(Excerpts from a dataset)
----

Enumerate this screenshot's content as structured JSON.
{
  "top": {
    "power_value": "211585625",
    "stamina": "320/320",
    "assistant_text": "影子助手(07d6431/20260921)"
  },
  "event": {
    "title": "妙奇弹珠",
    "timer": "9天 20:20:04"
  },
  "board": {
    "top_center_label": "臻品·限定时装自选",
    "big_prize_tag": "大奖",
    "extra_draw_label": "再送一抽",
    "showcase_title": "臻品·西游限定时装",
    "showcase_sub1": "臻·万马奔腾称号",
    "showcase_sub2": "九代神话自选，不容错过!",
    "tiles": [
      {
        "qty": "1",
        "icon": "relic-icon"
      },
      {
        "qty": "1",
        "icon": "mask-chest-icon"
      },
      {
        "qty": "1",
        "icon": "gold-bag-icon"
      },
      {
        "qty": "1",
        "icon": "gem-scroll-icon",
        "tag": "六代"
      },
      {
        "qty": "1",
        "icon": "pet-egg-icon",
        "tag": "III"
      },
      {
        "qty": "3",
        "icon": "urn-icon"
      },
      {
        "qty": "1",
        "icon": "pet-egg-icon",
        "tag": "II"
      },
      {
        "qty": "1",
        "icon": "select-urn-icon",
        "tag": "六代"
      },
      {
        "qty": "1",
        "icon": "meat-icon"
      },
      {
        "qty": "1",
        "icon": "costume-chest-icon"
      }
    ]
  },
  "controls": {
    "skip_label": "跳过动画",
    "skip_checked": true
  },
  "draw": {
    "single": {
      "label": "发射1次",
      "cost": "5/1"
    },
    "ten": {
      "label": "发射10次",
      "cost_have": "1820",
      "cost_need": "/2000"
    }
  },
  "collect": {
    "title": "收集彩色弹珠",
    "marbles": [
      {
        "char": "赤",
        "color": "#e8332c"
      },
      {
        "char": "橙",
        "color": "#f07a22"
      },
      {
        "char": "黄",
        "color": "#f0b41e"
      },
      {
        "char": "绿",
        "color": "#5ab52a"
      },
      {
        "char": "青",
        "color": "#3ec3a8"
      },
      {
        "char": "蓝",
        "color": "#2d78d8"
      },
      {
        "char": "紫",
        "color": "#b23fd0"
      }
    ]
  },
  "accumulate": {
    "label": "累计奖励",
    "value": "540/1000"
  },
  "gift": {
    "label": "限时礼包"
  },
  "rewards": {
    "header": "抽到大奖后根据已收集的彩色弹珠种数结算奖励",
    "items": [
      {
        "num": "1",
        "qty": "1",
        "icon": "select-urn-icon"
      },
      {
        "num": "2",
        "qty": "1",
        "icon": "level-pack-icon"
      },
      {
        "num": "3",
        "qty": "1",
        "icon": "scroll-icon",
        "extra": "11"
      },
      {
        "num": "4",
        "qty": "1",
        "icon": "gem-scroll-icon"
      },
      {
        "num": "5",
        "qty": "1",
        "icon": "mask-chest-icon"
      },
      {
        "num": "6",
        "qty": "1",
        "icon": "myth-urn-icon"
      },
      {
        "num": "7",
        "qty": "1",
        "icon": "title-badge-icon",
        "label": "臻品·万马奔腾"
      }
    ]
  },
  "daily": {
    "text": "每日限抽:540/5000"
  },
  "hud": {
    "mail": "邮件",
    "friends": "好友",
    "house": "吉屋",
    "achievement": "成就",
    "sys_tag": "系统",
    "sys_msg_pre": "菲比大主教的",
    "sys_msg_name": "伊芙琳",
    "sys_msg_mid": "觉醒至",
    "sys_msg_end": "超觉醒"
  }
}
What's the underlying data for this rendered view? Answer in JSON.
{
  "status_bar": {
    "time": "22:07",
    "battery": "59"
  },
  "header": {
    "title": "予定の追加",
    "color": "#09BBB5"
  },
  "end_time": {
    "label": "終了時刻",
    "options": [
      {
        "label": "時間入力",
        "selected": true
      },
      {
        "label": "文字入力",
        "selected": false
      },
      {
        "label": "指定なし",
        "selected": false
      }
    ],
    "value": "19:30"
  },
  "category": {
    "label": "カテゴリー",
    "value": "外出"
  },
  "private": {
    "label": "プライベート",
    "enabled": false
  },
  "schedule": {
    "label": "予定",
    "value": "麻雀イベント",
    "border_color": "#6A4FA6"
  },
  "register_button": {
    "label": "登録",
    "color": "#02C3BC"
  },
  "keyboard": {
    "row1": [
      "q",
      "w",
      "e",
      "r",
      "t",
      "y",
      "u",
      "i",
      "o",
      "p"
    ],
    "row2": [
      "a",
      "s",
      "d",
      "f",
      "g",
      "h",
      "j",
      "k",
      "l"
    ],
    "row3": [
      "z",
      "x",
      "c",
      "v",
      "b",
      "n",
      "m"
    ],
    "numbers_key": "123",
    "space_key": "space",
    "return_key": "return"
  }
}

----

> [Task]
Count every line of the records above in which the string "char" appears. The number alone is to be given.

> [Finished exercise]
7